The Nigerian government has rebutted claims by the British-owned Telegraph that it diverted funds from foreign donors to persecute political enemies. Garba Shehu, the Senior Special Adviser on Media and Publicity to President Muhammadu Buhari, penned the rebuttal to the article. He said: “our attention has been drawn to a piece published on April 12, 2016 in The Telegraph (London) paper by one Con Coughlin (identified as ‘Defence Editor’), titled “Nigeria using UK aid to persecute president’s political foes rather than to fight Boko Haram.”
“The piece is not only full of factual inaccuracies, it also betrays a shocking ignorance of Nigeria and the country’s ongoing war against terrorism.
“Mr Coughlin’s editorial tactic is to quote unnamed senior officials’ and `western diplomats’ and `western officials’ and `political opponents’, making fact-free and unfounded statements.
“It also appears that he sought out only those opinions which suited and reinforced his disgracefully false headline.
“Nowhere in the piece is there anything that suggests he attempted to contact the Nigerian government for its own side of the story.
“Coughlin writes that “American officials are also angry that 2.1 billion Dollars of aid given to the Nigerian military to tackle Boko Haram has not been properly accounted for.
“It does not occur to him that the 2.1 billion Dollars he refers to was budgeted for and wholly spent by the government that President Buhari and his party defeated in the March 2015 presidential elections, and that one of President Buhari’s priorities has been investigating the misuse of those funds.
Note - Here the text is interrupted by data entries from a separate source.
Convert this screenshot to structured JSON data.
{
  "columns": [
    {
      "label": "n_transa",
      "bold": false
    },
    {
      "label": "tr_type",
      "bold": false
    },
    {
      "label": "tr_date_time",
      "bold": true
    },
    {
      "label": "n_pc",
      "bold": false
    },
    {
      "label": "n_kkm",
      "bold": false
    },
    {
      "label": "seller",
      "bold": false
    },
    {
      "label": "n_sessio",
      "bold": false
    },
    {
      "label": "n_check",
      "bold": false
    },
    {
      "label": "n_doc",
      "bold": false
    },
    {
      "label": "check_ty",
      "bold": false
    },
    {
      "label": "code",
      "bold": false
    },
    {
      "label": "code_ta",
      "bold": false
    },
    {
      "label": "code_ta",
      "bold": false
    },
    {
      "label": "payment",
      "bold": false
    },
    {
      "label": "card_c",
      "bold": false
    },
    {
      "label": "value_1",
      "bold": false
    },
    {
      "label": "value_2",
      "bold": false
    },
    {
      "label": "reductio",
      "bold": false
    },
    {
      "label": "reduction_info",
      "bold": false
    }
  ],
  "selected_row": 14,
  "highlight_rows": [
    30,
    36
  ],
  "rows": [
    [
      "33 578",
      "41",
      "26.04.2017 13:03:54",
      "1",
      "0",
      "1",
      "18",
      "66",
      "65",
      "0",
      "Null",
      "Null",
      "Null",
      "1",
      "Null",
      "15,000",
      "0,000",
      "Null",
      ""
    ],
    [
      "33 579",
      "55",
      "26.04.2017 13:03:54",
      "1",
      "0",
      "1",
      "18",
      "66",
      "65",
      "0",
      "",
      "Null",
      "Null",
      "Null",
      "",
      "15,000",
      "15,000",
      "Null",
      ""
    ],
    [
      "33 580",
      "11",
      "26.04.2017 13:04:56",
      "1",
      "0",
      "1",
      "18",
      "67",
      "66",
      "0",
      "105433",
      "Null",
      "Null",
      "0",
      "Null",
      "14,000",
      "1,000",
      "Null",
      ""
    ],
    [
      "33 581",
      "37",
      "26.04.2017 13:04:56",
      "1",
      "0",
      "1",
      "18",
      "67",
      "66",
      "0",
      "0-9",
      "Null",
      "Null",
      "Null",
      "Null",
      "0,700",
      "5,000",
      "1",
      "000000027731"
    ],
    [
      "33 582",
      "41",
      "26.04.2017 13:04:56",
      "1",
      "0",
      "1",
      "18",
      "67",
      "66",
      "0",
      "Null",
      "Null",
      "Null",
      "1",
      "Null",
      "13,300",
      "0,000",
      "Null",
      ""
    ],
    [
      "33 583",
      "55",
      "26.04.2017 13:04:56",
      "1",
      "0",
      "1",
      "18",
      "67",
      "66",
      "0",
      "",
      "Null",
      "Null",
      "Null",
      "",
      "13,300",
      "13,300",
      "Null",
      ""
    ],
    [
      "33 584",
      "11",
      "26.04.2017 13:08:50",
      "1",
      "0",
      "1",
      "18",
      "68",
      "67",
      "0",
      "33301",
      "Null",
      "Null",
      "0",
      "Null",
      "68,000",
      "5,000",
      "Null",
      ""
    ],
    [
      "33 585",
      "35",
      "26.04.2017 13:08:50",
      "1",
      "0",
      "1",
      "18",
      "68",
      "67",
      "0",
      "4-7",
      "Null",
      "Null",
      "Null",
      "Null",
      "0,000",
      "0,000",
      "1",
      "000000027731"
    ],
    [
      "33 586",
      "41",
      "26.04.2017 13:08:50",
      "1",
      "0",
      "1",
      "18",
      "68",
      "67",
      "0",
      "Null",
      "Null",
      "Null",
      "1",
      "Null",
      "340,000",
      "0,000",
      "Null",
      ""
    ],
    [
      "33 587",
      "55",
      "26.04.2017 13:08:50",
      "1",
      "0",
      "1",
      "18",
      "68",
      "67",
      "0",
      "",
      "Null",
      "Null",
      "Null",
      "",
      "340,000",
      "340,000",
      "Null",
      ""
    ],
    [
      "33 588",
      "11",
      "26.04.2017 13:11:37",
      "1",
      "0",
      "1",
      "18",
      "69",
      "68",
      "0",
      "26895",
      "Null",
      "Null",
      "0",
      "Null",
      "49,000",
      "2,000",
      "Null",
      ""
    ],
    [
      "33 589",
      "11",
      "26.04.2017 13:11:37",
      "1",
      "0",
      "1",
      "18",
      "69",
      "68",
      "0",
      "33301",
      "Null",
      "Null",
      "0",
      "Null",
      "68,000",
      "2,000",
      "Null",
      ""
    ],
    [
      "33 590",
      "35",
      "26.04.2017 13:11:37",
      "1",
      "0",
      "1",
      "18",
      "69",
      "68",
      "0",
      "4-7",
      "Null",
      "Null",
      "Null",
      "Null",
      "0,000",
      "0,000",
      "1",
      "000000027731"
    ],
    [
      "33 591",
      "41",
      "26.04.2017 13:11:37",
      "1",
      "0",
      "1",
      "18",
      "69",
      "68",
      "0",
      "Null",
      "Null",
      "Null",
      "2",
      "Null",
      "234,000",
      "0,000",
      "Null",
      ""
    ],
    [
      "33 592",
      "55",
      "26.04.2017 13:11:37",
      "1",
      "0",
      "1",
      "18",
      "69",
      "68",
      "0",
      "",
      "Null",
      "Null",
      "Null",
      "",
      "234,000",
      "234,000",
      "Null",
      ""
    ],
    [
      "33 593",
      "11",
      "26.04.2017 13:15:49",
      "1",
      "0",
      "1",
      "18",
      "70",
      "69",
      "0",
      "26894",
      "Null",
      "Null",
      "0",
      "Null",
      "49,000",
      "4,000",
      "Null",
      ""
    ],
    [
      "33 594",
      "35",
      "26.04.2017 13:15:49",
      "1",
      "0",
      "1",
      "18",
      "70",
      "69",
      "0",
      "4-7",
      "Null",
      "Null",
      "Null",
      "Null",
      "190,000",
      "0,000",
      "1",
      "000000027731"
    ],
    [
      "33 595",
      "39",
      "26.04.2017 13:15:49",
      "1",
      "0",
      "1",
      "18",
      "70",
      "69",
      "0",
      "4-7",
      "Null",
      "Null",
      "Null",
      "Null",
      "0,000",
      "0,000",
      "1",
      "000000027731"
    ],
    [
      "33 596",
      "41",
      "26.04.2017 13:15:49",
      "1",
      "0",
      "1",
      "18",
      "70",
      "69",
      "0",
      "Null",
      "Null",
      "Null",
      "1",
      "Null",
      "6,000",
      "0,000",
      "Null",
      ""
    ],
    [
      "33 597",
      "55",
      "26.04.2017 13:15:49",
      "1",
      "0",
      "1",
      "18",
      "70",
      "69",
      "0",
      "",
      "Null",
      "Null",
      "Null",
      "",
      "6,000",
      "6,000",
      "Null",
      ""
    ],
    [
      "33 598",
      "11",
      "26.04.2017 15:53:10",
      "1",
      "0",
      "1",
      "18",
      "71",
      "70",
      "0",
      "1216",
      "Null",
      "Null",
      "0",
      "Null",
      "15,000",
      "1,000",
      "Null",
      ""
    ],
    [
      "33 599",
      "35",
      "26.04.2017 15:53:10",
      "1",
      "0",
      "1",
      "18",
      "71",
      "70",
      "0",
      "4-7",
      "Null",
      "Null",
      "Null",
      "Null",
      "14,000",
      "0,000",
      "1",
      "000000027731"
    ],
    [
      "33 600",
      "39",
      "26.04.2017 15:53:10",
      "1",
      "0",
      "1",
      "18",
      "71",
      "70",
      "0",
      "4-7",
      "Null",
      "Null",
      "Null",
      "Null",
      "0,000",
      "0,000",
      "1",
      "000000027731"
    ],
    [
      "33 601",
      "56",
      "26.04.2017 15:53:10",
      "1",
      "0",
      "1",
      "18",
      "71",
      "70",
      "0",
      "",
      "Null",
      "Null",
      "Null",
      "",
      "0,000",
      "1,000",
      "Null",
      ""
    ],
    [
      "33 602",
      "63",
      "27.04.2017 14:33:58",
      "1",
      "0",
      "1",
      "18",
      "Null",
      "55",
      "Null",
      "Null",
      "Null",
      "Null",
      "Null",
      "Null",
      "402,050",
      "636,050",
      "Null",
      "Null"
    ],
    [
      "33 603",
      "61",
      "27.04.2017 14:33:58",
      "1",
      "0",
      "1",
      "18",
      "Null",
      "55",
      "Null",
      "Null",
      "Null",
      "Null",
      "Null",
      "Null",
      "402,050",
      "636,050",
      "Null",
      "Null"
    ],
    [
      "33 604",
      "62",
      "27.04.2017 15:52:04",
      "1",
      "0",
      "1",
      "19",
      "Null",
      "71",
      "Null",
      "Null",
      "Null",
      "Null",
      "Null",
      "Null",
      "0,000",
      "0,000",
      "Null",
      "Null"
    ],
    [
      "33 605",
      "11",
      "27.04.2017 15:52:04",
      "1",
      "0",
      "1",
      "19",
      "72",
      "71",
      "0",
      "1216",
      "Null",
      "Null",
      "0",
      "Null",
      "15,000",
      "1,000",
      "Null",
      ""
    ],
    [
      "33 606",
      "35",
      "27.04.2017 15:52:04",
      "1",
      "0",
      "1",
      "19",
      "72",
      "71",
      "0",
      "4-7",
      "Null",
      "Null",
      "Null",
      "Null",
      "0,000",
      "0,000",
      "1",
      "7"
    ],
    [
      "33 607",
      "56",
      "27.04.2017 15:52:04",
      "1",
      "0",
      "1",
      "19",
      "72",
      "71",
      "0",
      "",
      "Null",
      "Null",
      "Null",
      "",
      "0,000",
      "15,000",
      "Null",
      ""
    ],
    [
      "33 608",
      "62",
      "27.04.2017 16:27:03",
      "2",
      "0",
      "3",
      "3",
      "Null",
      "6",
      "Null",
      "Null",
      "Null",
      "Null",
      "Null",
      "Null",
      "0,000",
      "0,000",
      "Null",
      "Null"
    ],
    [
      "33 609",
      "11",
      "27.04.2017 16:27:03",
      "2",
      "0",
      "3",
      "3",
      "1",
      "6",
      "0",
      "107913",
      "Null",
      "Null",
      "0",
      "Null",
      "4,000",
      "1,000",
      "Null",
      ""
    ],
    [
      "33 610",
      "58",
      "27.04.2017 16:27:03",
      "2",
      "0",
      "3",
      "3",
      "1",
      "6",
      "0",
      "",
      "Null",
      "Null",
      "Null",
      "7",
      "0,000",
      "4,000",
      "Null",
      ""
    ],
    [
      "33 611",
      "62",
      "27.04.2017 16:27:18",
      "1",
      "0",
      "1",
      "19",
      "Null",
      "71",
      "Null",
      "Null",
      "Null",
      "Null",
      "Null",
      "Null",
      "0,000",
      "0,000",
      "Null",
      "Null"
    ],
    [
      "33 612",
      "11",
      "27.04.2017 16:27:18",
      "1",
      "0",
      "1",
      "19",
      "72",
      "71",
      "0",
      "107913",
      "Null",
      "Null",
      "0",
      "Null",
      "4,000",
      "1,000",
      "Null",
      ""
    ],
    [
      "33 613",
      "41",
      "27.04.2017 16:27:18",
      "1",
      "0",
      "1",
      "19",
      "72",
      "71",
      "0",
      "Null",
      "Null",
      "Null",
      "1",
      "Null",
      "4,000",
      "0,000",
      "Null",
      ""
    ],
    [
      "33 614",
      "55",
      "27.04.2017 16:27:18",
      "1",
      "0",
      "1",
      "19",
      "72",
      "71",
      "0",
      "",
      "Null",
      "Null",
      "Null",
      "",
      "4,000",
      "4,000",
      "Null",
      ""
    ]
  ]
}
“It also does not appear to occur to Mr Coughlin that the “political opponents” he is falsely accusing President Buhari of “targeting” and “persecuting” are actually on trial on account of how they spent the 2.1 billion dollars in question.’’
Shehu, Coughlin is equally unaware of the fact that the investigating panel set up by President Buhari to probe the 2.1 billion Dollars recently published a preliminary report that confirmed that much of that money was indeed looted or mispent by the accused persons.
He said that already, government had started to recover the looted funds.
The presidential aide also dismissed Coughlin’s accusation that President Buhari’s government was attempting to cover-up the abduction of 400 women and children “abducted last year by militants from the Nigerian town of Damasak.’’
“This is absolutely untrue. The Damasak abductions he’s referring to, which were recently widely reported, took place, not “last year” as he says, but in late 2014, well before Buhari was elected President of Nigeria.
“And by the way, President Buhari came to power on May 29, 2015, not July, as Coughlin reported.
“A simple search by Mr Coughlin of his archives would have revealed these facts. A simple fact-check by his copy-editors would have spared the Telegraph the embarrassment of publishing this drivel.
“The suggestion that Boko Haram is going “from strength to strength” is an eminently laughable one; not even Nigeria’s opposition party would make such an absurd claim.
“Since President Buhari took office, schools in Borno, shut for more than one year under the previous government, have reopened.
“The same applies to the airport in Maiduguri, shut in December 2013 after a devastating Boko Haram attack on the nearby Air Force Base.’’
Shehu noted that thousands of Internally Displaced Persons (IDPs) had now started returning home, while on Sunday, El-Kanemi Warriors Football Club played its first game in its home base of Maiduguri in more than two seasons.
He said “until now, the club had been forced to play home games outside the region, on account of security concerns.
“There are several more examples of how the people of the region are finally getting a chance to rebuild their lives, as the Nigerian Armed Forces and a Multinational Joint Task Force continue their work of routing the terrorists.
“Coughlin not only sounds like a spokesperson for the very people whose corruption and mismanagement allowed Boko Haram to bring Nigeria to its knees – and whose disastrous legacy President Buhari spent the last one year redeeming Nigeria from – he is also guilty of failing to observe the most basic rules of responsible journalism.
“Coughlin needs a refresher course on responsible journalism as much as he needs a crash course on Nigeria.
“Until he submits himself to these, we’re afraid he will continue to embarrass not only himself, but also the revered British media institution that is the Telegraph.”